● WHAT TO PRODUCE: Everything in the entries below must be output exactly, apart from the pictures.

● RECORDS:
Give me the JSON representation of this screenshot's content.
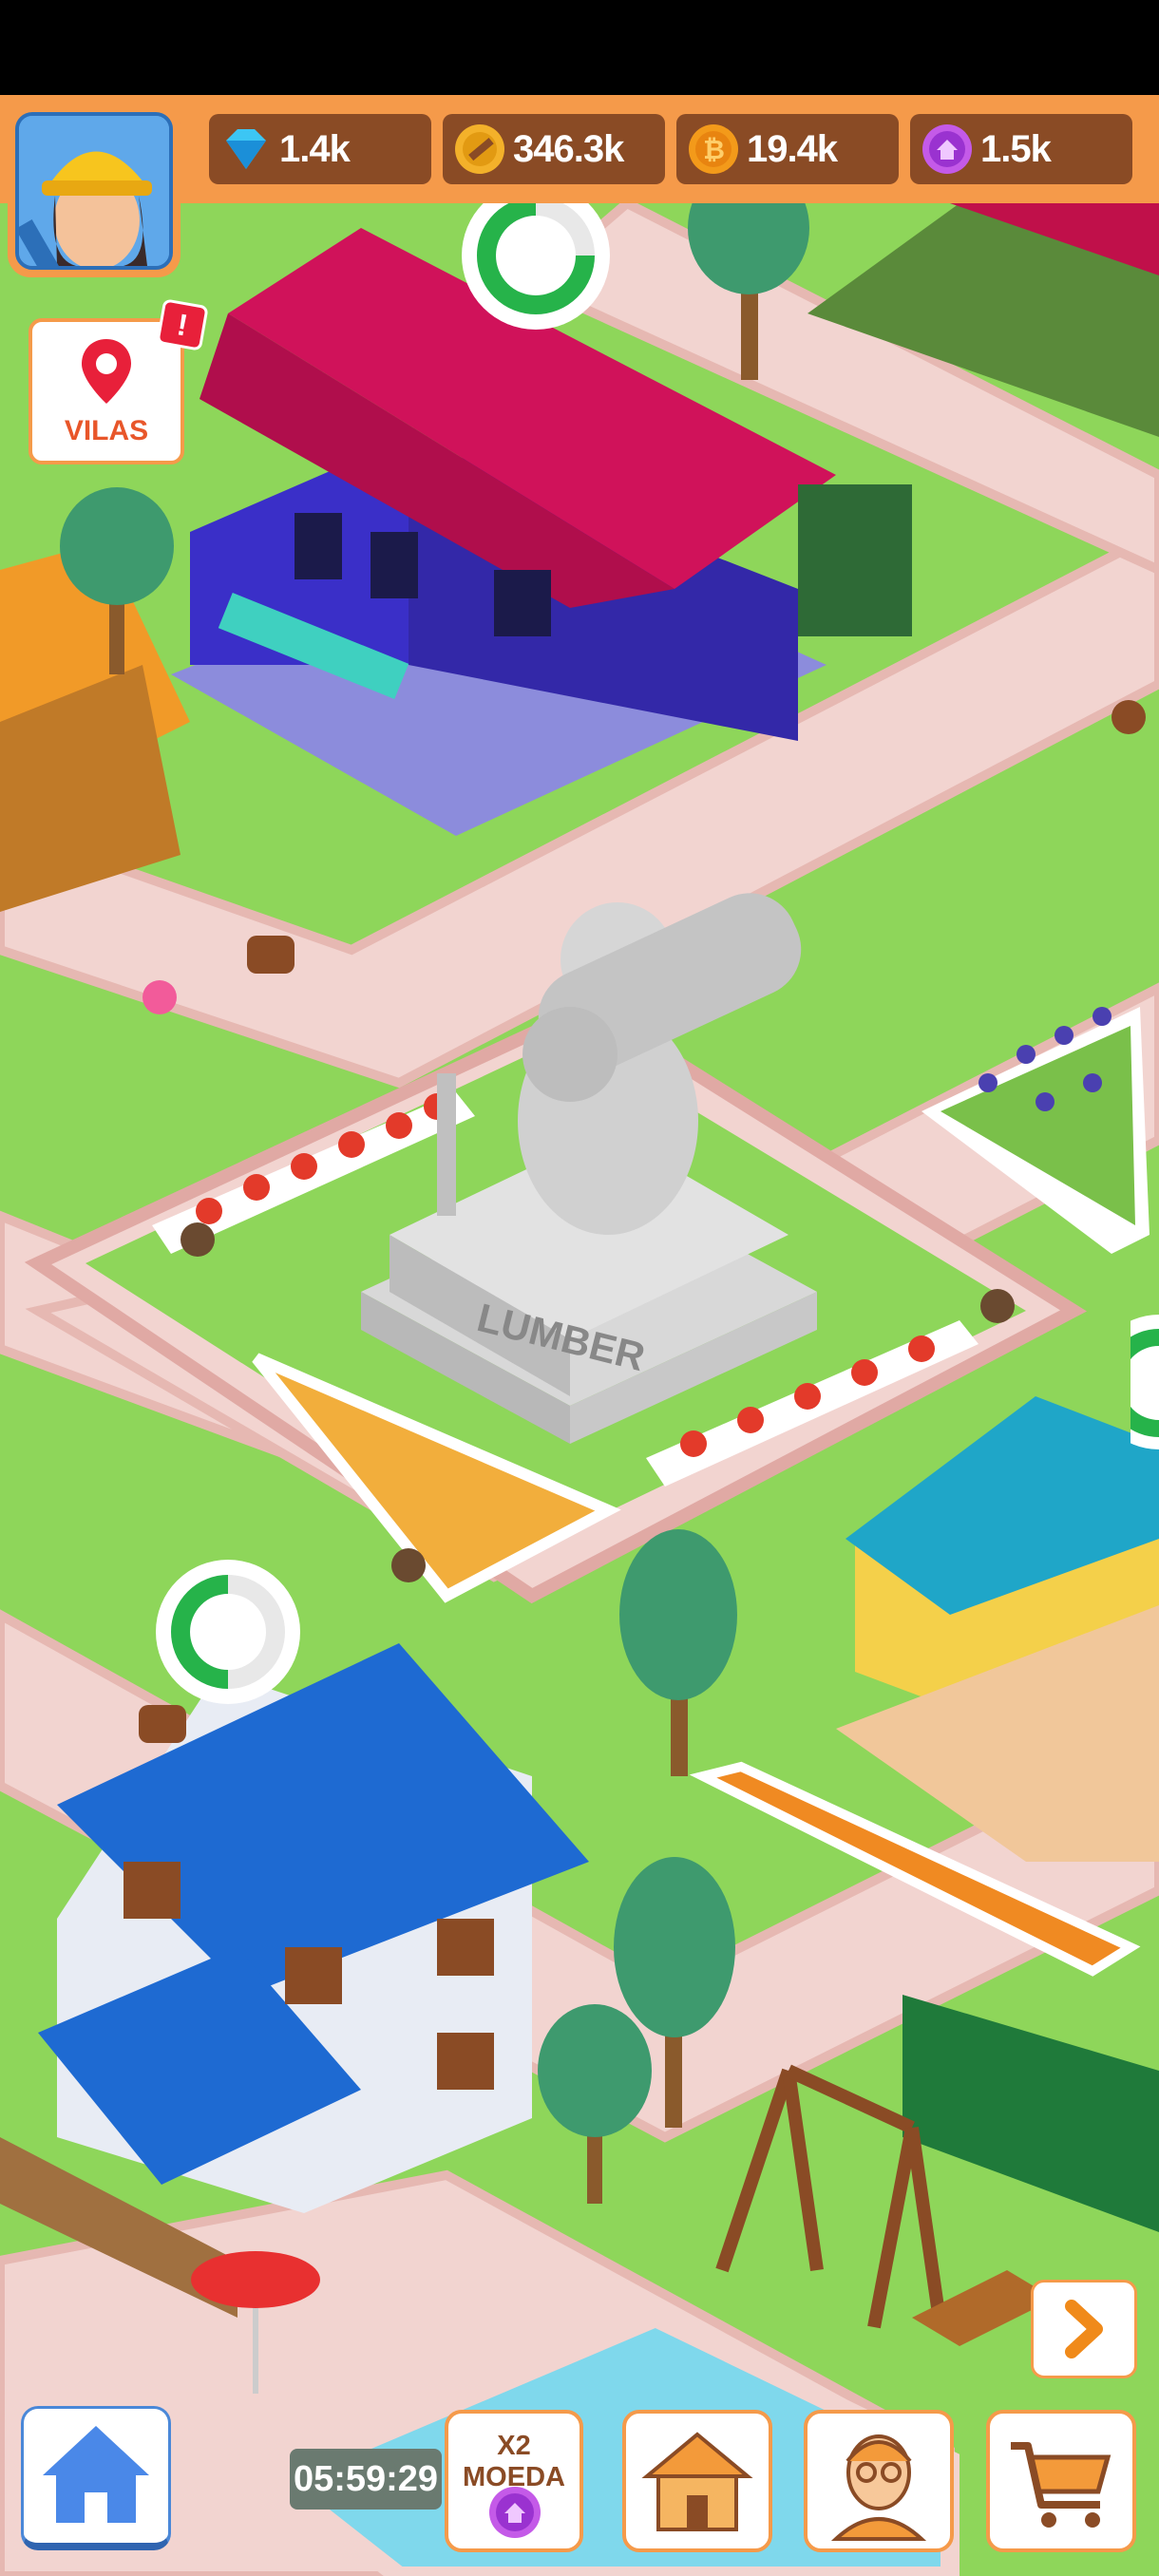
{
  "resources": {
    "gems": "1.4k",
    "hammers": "346.3k",
    "coins": "19.4k",
    "tokens": "1.5k"
  },
  "vilas_button": {
    "label": "VILAS",
    "alert": "!"
  },
  "statue_plaque": "LUMBER",
  "bottom_bar": {
    "timer": "05:59:29",
    "x2_label": "X2 MOEDA"
  },
  "icons": {
    "gems": "diamond-icon",
    "hammers": "hammer-coin-icon",
    "coins": "bitcoin-coin-icon",
    "tokens": "purple-house-token-icon",
    "vilas": "map-pin-icon",
    "home": "home-icon",
    "shop": "log-cabin-icon",
    "manager": "manager-portrait-icon",
    "cart": "shopping-cart-icon",
    "next": "chevron-right-icon"
  },
  "colors": {
    "accent": "#f59a4a",
    "resource_bg": "#8a4b25",
    "grass": "#8ed65a",
    "path": "#f3d6d3"
  }
}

● RESULT OF THE EXERCISE:
Give me the JSON representation of this screenshot's content.
{
  "resources": {
    "gems": "1.4k",
    "hammers": "346.3k",
    "coins": "19.4k",
    "tokens": "1.5k"
  },
  "vilas_button": {
    "label": "VILAS",
    "alert": "!"
  },
  "statue_plaque": "LUMBER",
  "bottom_bar": {
    "timer": "05:59:29",
    "x2_label": "X2 MOEDA"
  },
  "icons": {
    "gems": "diamond-icon",
    "hammers": "hammer-coin-icon",
    "coins": "bitcoin-coin-icon",
    "tokens": "purple-house-token-icon",
    "vilas": "map-pin-icon",
    "home": "home-icon",
    "shop": "log-cabin-icon",
    "manager": "manager-portrait-icon",
    "cart": "shopping-cart-icon",
    "next": "chevron-right-icon"
  },
  "colors": {
    "accent": "#f59a4a",
    "resource_bg": "#8a4b25",
    "grass": "#8ed65a",
    "path": "#f3d6d3"
  }
}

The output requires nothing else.